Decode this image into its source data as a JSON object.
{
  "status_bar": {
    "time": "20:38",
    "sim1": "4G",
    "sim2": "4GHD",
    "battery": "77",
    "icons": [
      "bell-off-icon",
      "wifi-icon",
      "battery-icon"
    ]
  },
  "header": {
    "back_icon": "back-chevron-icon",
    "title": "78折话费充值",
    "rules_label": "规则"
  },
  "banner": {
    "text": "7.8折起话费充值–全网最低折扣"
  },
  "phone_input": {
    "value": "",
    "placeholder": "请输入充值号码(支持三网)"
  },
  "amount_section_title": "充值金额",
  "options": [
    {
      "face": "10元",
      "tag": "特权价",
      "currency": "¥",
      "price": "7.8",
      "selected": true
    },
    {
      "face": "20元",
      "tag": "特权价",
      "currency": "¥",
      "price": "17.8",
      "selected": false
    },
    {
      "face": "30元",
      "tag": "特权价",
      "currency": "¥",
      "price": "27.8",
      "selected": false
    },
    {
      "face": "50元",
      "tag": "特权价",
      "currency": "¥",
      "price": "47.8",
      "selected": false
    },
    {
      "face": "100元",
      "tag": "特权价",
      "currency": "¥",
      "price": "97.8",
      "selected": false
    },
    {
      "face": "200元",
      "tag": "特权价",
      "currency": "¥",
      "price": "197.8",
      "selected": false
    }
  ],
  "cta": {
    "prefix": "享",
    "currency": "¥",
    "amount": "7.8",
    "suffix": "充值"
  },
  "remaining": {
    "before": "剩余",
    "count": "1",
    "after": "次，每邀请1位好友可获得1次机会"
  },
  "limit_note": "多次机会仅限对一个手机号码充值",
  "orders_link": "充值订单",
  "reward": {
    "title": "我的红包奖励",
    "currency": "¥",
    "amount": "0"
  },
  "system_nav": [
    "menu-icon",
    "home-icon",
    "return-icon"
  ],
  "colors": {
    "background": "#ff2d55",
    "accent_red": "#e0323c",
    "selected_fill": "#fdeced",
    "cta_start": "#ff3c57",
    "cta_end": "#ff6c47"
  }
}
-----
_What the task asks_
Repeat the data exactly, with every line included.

_Answer to this problem_
Decode this image into its source data as a JSON object.
{
  "status_bar": {
    "time": "20:38",
    "sim1": "4G",
    "sim2": "4GHD",
    "battery": "77",
    "icons": [
      "bell-off-icon",
      "wifi-icon",
      "battery-icon"
    ]
  },
  "header": {
    "back_icon": "back-chevron-icon",
    "title": "78折话费充值",
    "rules_label": "规则"
  },
  "banner": {
    "text": "7.8折起话费充值–全网最低折扣"
  },
  "phone_input": {
    "value": "",
    "placeholder": "请输入充值号码(支持三网)"
  },
  "amount_section_title": "充值金额",
  "options": [
    {
      "face": "10元",
      "tag": "特权价",
      "currency": "¥",
      "price": "7.8",
      "selected": true
    },
    {
      "face": "20元",
      "tag": "特权价",
      "currency": "¥",
      "price": "17.8",
      "selected": false
    },
    {
      "face": "30元",
      "tag": "特权价",
      "currency": "¥",
      "price": "27.8",
      "selected": false
    },
    {
      "face": "50元",
      "tag": "特权价",
      "currency": "¥",
      "price": "47.8",
      "selected": false
    },
    {
      "face": "100元",
      "tag": "特权价",
      "currency": "¥",
      "price": "97.8",
      "selected": false
    },
    {
      "face": "200元",
      "tag": "特权价",
      "currency": "¥",
      "price": "197.8",
      "selected": false
    }
  ],
  "cta": {
    "prefix": "享",
    "currency": "¥",
    "amount": "7.8",
    "suffix": "充值"
  },
  "remaining": {
    "before": "剩余",
    "count": "1",
    "after": "次，每邀请1位好友可获得1次机会"
  },
  "limit_note": "多次机会仅限对一个手机号码充值",
  "orders_link": "充值订单",
  "reward": {
    "title": "我的红包奖励",
    "currency": "¥",
    "amount": "0"
  },
  "system_nav": [
    "menu-icon",
    "home-icon",
    "return-icon"
  ],
  "colors": {
    "background": "#ff2d55",
    "accent_red": "#e0323c",
    "selected_fill": "#fdeced",
    "cta_start": "#ff3c57",
    "cta_end": "#ff6c47"
  }
}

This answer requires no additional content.